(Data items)
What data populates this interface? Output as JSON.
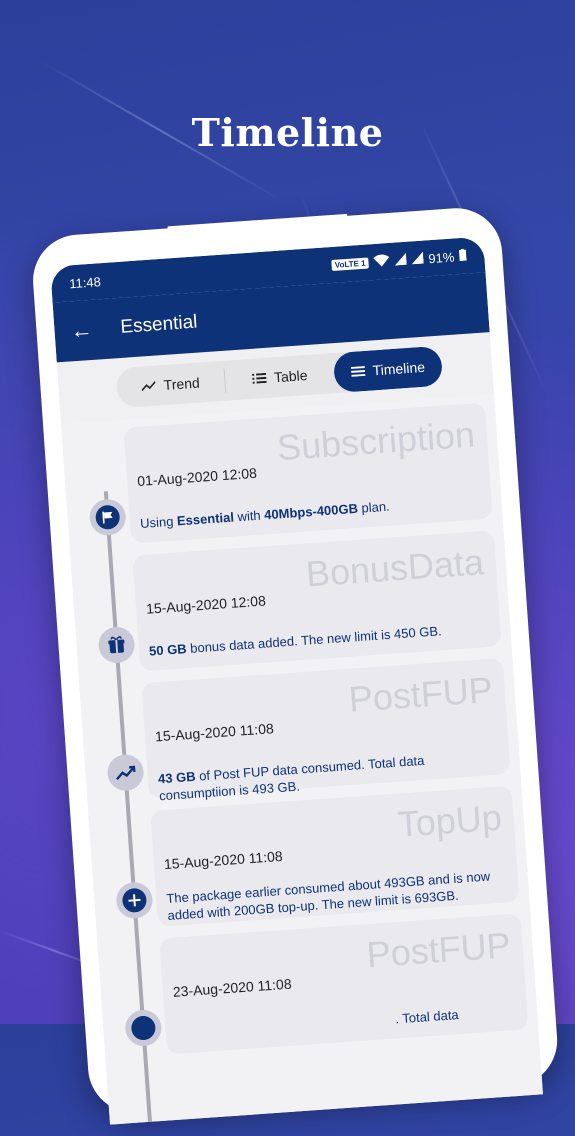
{
  "headline": "Timeline",
  "status": {
    "time": "11:48",
    "volte": "VoLTE 1",
    "battery": "91%"
  },
  "appbar": {
    "title": "Essential"
  },
  "tabs": [
    {
      "label": "Trend",
      "icon": "trend-icon",
      "active": false
    },
    {
      "label": "Table",
      "icon": "list-icon",
      "active": false
    },
    {
      "label": "Timeline",
      "icon": "menu-icon",
      "active": true
    }
  ],
  "entries": [
    {
      "type": "Subscription",
      "date": "01-Aug-2020 12:08",
      "icon": "flag-icon",
      "parts": [
        "Using ",
        "Essential",
        " with ",
        "40Mbps-400GB",
        " plan."
      ]
    },
    {
      "type": "BonusData",
      "date": "15-Aug-2020 12:08",
      "icon": "gift-icon",
      "parts": [
        "",
        "50 GB",
        " bonus data added. The new limit is 450 GB."
      ]
    },
    {
      "type": "PostFUP",
      "date": "15-Aug-2020 11:08",
      "icon": "trending-up-icon",
      "parts": [
        "",
        "43 GB",
        " of Post FUP data consumed. Total data consumptiion is 493 GB."
      ]
    },
    {
      "type": "TopUp",
      "date": "15-Aug-2020 11:08",
      "icon": "plus-circle-icon",
      "parts": [
        "The package earlier consumed about 493GB and is now added with 200GB top-up. The new limit is 693GB."
      ]
    },
    {
      "type": "PostFUP",
      "date": "23-Aug-2020 11:08",
      "icon": "trending-up-icon",
      "parts": [
        "",
        "",
        ". Total data"
      ]
    }
  ]
}
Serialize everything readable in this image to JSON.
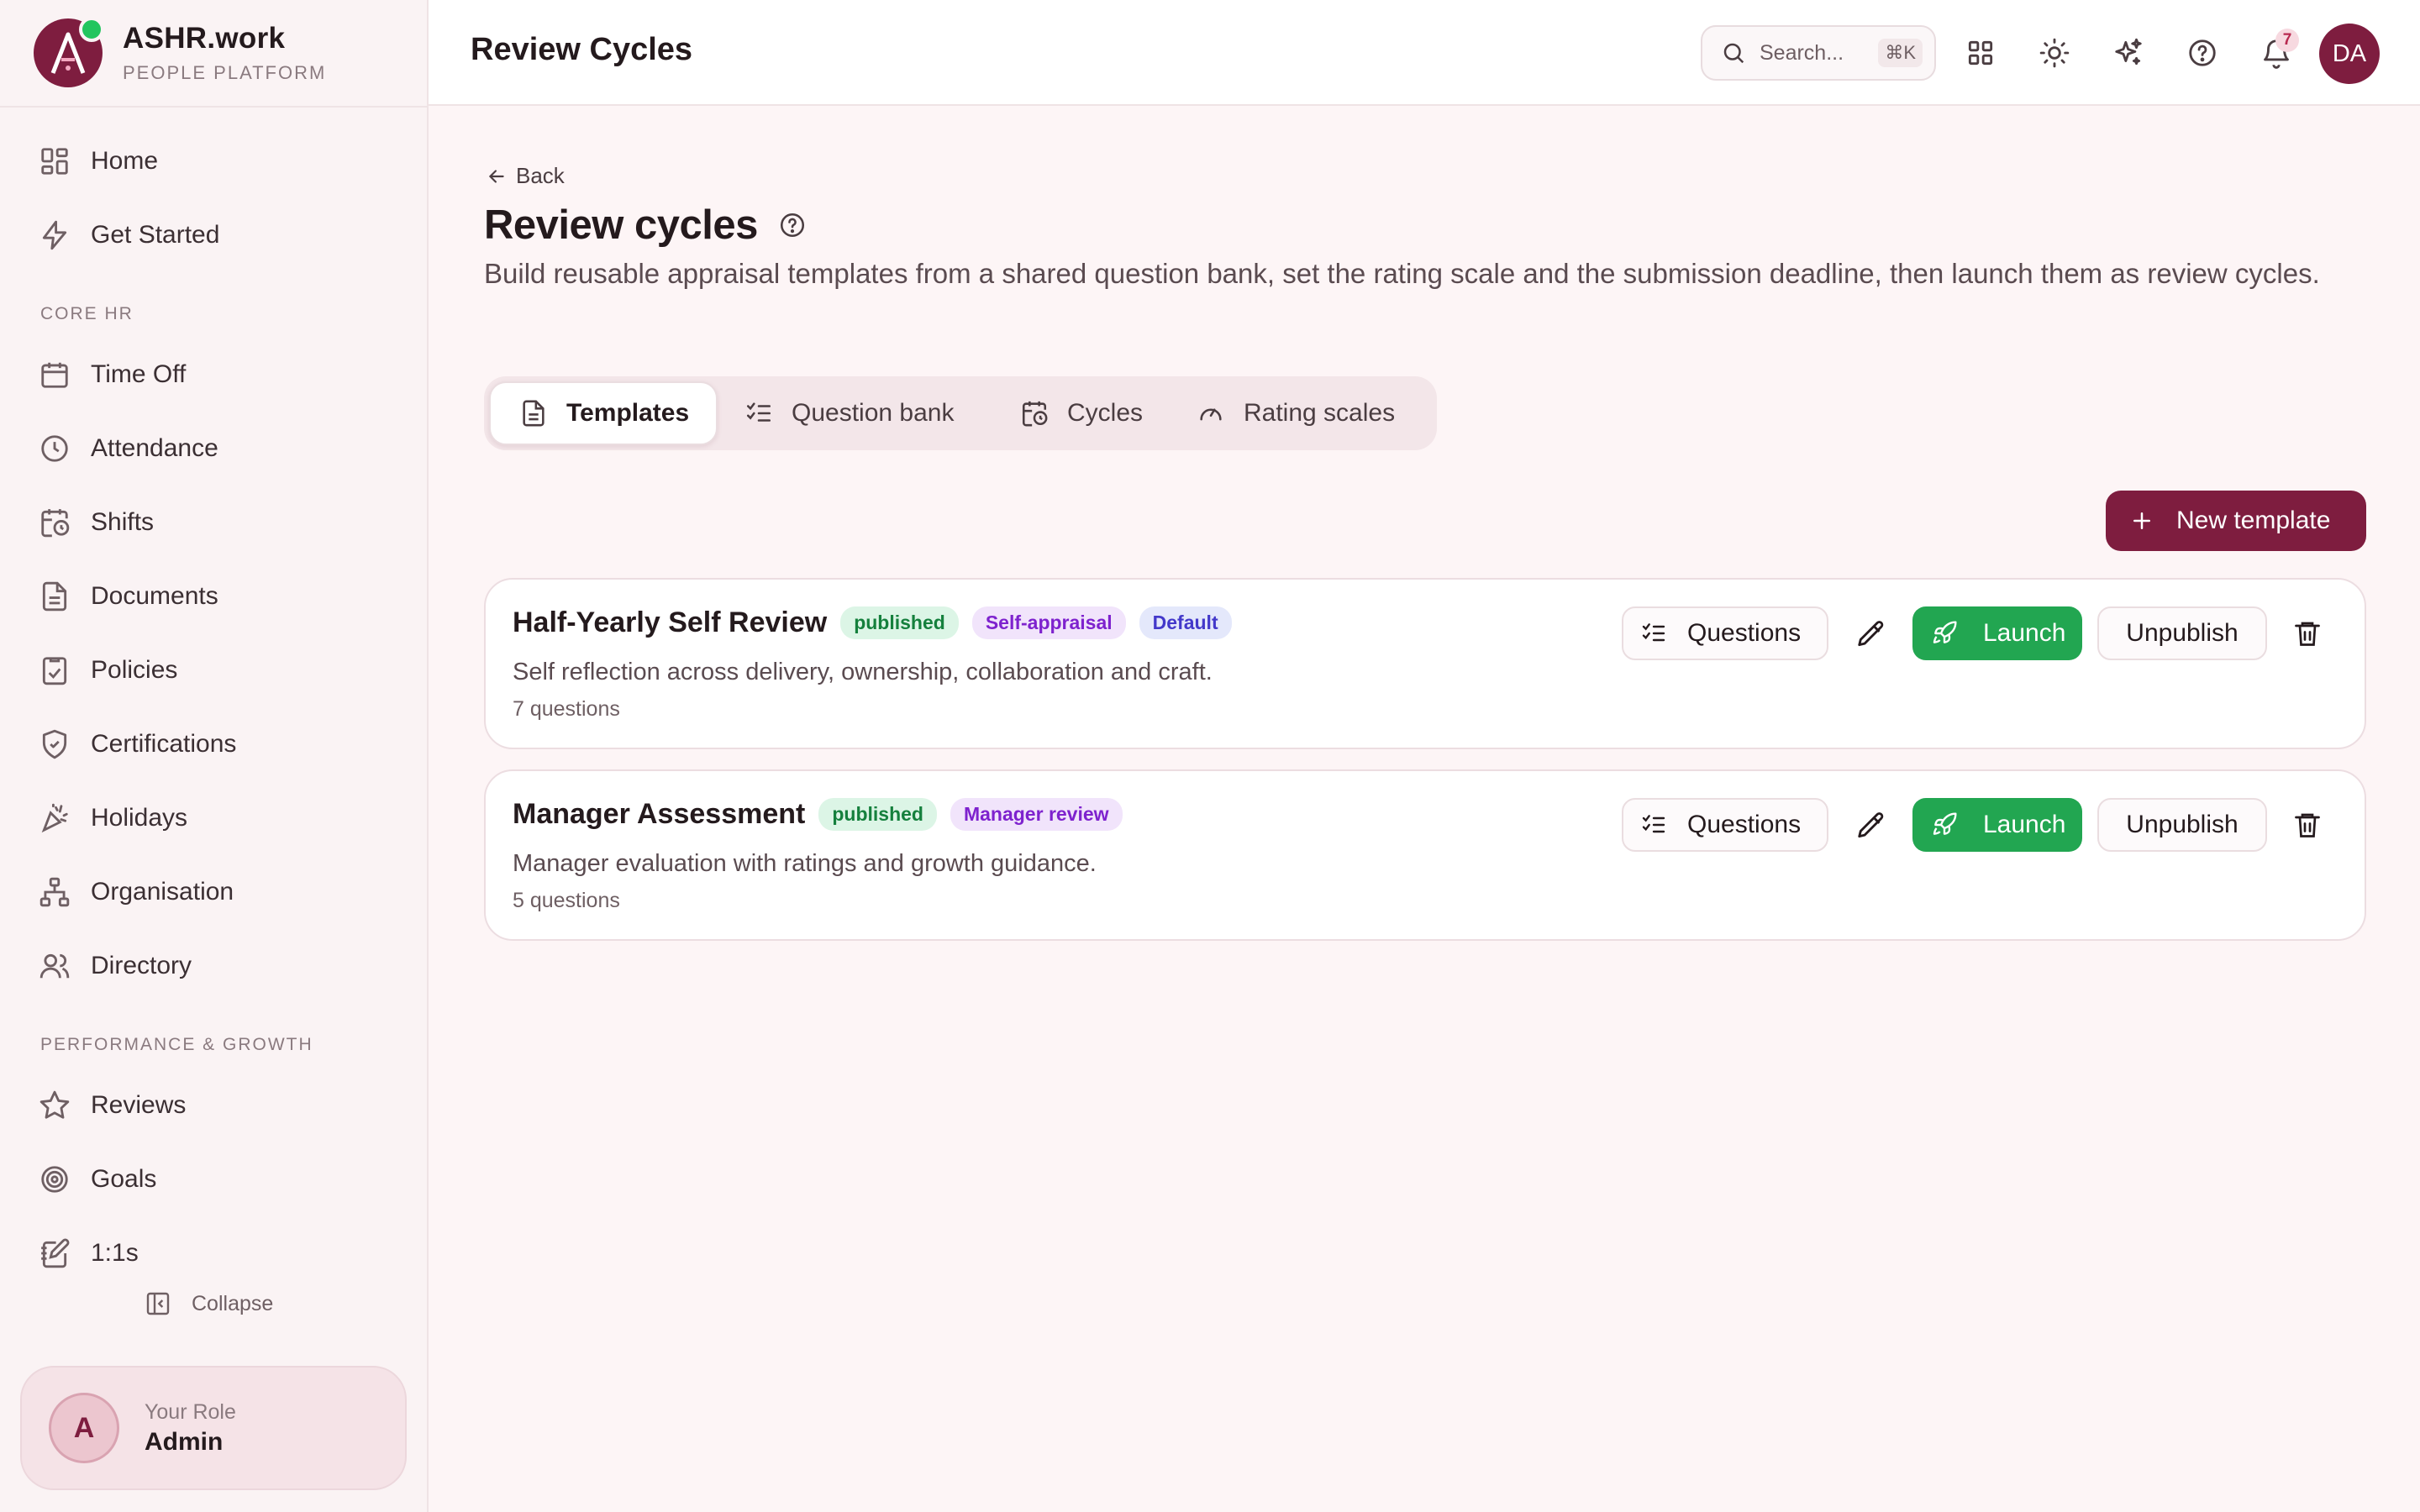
{
  "brand": {
    "name": "ASHR.work",
    "subtitle": "PEOPLE PLATFORM",
    "logo_letter": "A"
  },
  "sidebar": {
    "items": [
      {
        "label": "Home",
        "icon": "grid-icon"
      },
      {
        "label": "Get Started",
        "icon": "bolt-icon"
      }
    ],
    "sections": [
      {
        "title": "CORE HR",
        "items": [
          {
            "label": "Time Off",
            "icon": "calendar-icon"
          },
          {
            "label": "Attendance",
            "icon": "clock-icon"
          },
          {
            "label": "Shifts",
            "icon": "calendar-clock-icon"
          },
          {
            "label": "Documents",
            "icon": "document-icon"
          },
          {
            "label": "Policies",
            "icon": "clipboard-check-icon"
          },
          {
            "label": "Certifications",
            "icon": "shield-check-icon"
          },
          {
            "label": "Holidays",
            "icon": "party-popper-icon"
          },
          {
            "label": "Organisation",
            "icon": "org-chart-icon"
          },
          {
            "label": "Directory",
            "icon": "users-icon"
          }
        ]
      },
      {
        "title": "PERFORMANCE & GROWTH",
        "items": [
          {
            "label": "Reviews",
            "icon": "star-icon"
          },
          {
            "label": "Goals",
            "icon": "target-icon"
          },
          {
            "label": "1:1s",
            "icon": "notebook-pen-icon"
          }
        ]
      }
    ],
    "collapse_label": "Collapse",
    "role": {
      "caption": "Your Role",
      "value": "Admin",
      "avatar_letter": "A"
    }
  },
  "topbar": {
    "title": "Review Cycles",
    "search_placeholder": "Search...",
    "search_shortcut": "⌘K",
    "notification_count": "7",
    "user_initials": "DA"
  },
  "main": {
    "back_label": "Back",
    "title": "Review cycles",
    "description": "Build reusable appraisal templates from a shared question bank, set the rating scale and the submission deadline, then launch them as review cycles.",
    "tabs": [
      {
        "label": "Templates",
        "active": true
      },
      {
        "label": "Question bank",
        "active": false
      },
      {
        "label": "Cycles",
        "active": false
      },
      {
        "label": "Rating scales",
        "active": false
      }
    ],
    "new_template_label": "New template",
    "templates": [
      {
        "name": "Half-Yearly Self Review",
        "status": "published",
        "type": "Self-appraisal",
        "default_badge": "Default",
        "description": "Self reflection across delivery, ownership, collaboration and craft.",
        "question_count": "7 questions"
      },
      {
        "name": "Manager Assessment",
        "status": "published",
        "type": "Manager review",
        "description": "Manager evaluation with ratings and growth guidance.",
        "question_count": "5 questions"
      }
    ],
    "actions": {
      "questions": "Questions",
      "launch": "Launch",
      "unpublish": "Unpublish"
    }
  },
  "colors": {
    "brand": "#7e1d3f",
    "launch": "#22a651",
    "published_bg": "#dcf5e6",
    "background": "#fdf5f6"
  }
}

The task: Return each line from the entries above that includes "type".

Exercise result:
      "type": "Subscription",
      "type": "BonusData",
      "type": "PostFUP",
      "type": "TopUp",
      "type": "PostFUP",
        "type": "Self-appraisal",
        "type": "Manager review",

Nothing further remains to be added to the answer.